☕️ Good Monday morning, and welcome to October:
A majority of the separated migrant families who were in the news earlier this year have been reunited. But another kids crisis is growing: The Trump administration is struggling to provide shelter and find homes for a record-breaking 13,000+ migrant children in its custody, Axios' Stef Kight reports.
The Times reports a shocking detail about the move of hundreds of migrant kids in recent weeks from shelters from Kansas to New York, to "a barren tent city on a sprawling patch of desert in West Texas":
Why the numbers are growing: Not only was there a surge of minors caught attempting illegal solo crossings of the border this summer, new vetting policies at the Department of Health and Human Services have slowed the process for releasing these kids to suitable families already in the U.S.
There are not only more kids in custody, but they're being held longer:
Why it'll get worse ... "[D]eep structural forces threatening to send even more migrants north: hunger, joblessness and the gravitational pull of the American economy," the WashPost's Nick Miroff reports from Guatemala City.
What the administration says ... A Department of Homeland Security official told me: "The lack of awareness and discussion of ... debilitating loopholes [under current laws and court rulings] remain one of the great underreported stories of our times."
It's now the U.S.-Mexico-Canada Agreement, or USMCA. (You can dance to it!)
Gov. Jerry Brown yesterday "signed a bill into law that makes California the first state to require corporate boards of directors to include women," per the L.A. Times' Patrick McGreevy:
"The new law requires publicly traded corporations headquartered in California to include at least one woman on their boards of directors by the end of 2019 as part of an effort to close the gender gap in business."
Ryan Lizza reports from Sibley, Iowa, for Esquire, House Intellgence Committee Chair Devin Nunes (R-Calif.) for years has "spun himself as a straight talker whose no-BS values are rooted in his family’s California dairy farm."
"On my third day in Sibley, I became used to the cars tailing me."
During a heated conversation about Brett Kavanaugh's confirmation, Kellyanne Conway tells Jake Tapper on CNN's "State of the Union" that she was a victim of sexual assault:
This is about whether or not this man and his impeccable judicial temperament and qualifications in 12 years on the second highest court in this country is qualified to be on the United States Supreme Court. ... I feel very empathetic, frankly, for victims of sexual assault and sexual harassment and rape. ...
I'm a victim of sexual assault. ... That is who is responsible for a sexual assault, the people who commit them. ... I have just had it. I have just had it with it all being the same.
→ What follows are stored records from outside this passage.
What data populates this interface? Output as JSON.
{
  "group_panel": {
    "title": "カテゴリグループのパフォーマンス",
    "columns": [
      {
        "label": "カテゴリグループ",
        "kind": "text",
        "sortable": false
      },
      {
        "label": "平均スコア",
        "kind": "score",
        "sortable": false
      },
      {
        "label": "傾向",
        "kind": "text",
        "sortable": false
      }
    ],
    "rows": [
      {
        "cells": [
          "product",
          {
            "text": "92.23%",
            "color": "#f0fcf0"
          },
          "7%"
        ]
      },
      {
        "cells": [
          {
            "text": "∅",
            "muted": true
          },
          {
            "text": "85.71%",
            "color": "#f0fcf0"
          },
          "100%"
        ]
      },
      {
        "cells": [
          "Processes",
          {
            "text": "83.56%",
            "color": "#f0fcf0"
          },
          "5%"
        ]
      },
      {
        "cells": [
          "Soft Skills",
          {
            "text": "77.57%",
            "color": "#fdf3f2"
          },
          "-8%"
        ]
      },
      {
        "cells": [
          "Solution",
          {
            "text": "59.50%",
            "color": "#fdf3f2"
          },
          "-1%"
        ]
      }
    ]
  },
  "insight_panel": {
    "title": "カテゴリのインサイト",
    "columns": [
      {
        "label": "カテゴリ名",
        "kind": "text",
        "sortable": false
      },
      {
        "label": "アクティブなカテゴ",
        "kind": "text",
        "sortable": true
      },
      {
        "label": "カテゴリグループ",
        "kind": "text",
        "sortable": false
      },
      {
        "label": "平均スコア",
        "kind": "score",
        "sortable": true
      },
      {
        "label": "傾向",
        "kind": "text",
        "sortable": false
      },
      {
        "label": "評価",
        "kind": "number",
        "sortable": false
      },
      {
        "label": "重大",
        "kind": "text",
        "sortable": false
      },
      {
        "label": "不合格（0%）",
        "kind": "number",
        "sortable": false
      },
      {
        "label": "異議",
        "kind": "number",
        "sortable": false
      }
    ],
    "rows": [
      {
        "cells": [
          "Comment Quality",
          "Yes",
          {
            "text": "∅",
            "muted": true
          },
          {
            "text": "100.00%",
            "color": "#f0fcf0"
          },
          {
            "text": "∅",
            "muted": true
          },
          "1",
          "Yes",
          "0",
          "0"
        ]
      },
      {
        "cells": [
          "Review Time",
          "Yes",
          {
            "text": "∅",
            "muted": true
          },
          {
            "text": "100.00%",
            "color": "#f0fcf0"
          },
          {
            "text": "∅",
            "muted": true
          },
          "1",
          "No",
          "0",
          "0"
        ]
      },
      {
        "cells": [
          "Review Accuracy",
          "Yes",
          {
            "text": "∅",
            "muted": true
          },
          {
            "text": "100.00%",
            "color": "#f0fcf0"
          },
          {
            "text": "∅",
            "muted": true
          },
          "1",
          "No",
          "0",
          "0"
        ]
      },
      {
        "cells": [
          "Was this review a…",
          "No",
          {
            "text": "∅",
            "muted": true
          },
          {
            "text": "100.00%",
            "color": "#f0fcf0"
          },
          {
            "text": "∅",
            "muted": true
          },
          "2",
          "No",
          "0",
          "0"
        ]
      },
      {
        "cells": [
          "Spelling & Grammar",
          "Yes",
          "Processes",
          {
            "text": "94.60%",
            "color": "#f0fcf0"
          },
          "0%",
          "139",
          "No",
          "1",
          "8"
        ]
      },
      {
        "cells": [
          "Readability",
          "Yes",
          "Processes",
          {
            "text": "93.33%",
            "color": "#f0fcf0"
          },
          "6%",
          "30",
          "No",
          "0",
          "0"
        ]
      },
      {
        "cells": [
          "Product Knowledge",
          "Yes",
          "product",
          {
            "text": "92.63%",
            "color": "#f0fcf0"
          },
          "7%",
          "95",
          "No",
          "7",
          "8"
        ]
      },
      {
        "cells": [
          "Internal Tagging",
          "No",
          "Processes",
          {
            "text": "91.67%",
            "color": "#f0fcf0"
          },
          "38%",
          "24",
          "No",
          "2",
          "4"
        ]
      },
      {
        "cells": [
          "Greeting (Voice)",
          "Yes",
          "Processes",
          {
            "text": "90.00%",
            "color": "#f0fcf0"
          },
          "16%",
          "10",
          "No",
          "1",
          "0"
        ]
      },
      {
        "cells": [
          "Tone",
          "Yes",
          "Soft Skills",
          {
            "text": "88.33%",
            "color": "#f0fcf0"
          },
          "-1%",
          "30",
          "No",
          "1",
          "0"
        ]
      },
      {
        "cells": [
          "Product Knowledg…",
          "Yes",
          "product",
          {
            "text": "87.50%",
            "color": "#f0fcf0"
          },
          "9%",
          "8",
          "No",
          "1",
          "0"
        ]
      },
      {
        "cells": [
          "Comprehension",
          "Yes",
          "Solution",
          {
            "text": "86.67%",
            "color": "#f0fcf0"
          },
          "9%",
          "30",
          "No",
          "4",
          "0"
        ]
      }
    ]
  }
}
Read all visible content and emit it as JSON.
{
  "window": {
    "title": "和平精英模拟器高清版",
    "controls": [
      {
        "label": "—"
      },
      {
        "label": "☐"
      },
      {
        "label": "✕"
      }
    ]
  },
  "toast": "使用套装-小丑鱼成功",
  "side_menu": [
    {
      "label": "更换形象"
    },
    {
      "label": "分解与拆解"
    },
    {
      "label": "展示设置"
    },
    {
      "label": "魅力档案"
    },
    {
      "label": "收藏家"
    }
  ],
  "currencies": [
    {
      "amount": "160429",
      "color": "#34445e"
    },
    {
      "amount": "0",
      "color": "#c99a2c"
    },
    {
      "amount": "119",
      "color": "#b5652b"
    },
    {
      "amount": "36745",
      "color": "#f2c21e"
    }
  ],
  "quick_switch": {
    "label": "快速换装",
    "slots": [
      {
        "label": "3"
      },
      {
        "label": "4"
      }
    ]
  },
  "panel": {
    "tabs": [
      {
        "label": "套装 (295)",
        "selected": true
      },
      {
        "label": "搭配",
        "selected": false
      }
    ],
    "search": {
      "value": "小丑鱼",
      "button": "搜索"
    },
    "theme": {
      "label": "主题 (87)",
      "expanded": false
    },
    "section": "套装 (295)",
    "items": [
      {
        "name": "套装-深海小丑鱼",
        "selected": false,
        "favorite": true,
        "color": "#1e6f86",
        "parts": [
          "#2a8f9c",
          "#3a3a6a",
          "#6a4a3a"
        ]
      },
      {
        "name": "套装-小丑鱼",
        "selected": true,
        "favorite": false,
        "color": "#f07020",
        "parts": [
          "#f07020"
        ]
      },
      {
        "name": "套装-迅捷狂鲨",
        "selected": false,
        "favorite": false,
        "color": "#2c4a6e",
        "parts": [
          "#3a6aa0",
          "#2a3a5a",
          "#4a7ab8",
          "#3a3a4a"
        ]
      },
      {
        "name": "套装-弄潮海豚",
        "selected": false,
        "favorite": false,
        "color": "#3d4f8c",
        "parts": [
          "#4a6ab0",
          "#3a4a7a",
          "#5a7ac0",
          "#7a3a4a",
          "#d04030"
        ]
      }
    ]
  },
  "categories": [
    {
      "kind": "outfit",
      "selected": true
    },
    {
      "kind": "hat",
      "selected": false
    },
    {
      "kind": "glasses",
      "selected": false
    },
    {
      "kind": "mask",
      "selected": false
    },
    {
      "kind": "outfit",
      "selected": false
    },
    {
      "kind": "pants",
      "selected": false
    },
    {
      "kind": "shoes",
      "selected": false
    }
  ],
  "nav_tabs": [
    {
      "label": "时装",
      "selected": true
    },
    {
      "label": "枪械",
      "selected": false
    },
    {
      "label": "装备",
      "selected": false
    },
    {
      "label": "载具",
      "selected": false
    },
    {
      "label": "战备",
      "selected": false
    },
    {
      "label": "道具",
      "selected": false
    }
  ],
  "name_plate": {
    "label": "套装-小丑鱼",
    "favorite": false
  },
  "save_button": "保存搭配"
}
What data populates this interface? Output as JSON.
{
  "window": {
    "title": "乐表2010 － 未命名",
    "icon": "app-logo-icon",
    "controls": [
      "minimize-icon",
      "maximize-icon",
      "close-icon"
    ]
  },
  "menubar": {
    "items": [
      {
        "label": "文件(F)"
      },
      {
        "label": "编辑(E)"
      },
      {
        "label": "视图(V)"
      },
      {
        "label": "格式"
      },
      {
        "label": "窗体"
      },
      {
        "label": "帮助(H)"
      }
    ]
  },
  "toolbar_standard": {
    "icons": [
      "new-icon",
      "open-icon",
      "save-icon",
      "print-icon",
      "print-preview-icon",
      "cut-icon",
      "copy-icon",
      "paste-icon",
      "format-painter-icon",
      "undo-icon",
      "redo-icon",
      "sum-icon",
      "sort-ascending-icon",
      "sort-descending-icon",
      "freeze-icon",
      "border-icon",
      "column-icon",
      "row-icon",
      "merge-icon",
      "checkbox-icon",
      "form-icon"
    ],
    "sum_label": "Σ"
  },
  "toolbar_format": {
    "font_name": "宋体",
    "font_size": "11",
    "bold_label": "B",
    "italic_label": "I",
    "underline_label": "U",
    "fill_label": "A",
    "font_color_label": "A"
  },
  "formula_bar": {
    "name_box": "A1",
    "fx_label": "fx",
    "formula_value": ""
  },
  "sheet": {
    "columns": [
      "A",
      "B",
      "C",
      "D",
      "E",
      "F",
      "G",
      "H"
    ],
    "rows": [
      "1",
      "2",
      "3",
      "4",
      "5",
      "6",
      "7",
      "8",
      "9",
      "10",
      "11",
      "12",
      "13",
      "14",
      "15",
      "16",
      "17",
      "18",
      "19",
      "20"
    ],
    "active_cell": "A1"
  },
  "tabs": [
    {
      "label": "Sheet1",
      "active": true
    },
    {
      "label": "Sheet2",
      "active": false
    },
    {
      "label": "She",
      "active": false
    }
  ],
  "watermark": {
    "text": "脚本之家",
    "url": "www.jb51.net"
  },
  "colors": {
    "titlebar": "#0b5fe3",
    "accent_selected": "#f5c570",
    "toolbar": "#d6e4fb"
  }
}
P.S. "In a call to Senator Mitch McConnell, the majority leader, nine days ago from his Bedminster, N.J., country club, Mr. Trump unleashed an expletive-filled tirade, telling Mr. McConnell that he had let the process get away from him," the N.Y. Times' Mike Shear and Robin Pogrebin report:
Bruce Mehlman of Mehlman Castagnetti Rosen & Thomas says in one of his famous slide decks that the 2018 midterm results will help determine Dems' more promising path for 2020:
A new "G-9" .... "America’s Allies Must Step Up as America Steps Down," Ivo Daalder and James Lindsay write in the November/December issue of Foreign Affairs (adapted from their book, "The Empty Throne: America’s Abdication of Global Leadership," out Oct. 16):
The major allies of the United States can leverage their collective economic and military might to save the liberal world order. France, Germany, Italy, the United Kingdom, and the EU in Europe; Australia, Japan, and South Korea in Asia; and Canada in North America are the obvious candidates to supply the leadership that the Trump administration will not.
Together, they represent the largest economic power in the world, and their collective military capabilities are surpassed only by those of the United States.
Illustration: Sarah Grillo/Axios
A nascent organization funded by global oil companies to address climate change may seem ironic — but it's a credible effort that could actually have a real impact, writes Axios' Amy Harder in her "Harder Line" energy column.
"In her most pointed comments to date about allegations of harassment at CBS, Katie Couric said the reports about the network's toxic, male-centric culture ring true," CNN reports:
What we're listening to: Couric and Brian Goldsmith made a podcast documentary to mark the 10-year anniversary of her interview with Sarah Palin:
Out tomorrow from Fox News' Tucker Carlson, "Ship of Fools: How a Selfish Ruling Class Is Bringing America to the Brink of Revolution" (Free Press):
Donald Trump was in many ways an unappealing figure. He never hid that. Voters knew it.
Trump might be vulgar and ignorant, but he wasn’t responsible for the many disasters America’s leaders created. Trump didn’t invade Iraq or bail out Wall Street. He didn’t lower interest rates to zero, or open the borders, or sit silently by as the manufacturing sector collapsed and the middle class died. ...
Happy countries don’t elect Donald Trump president. Desperate ones do.
"Minivans are the future of transportation — just don’t call them minivans," reports Michael Laris for The Washington Post: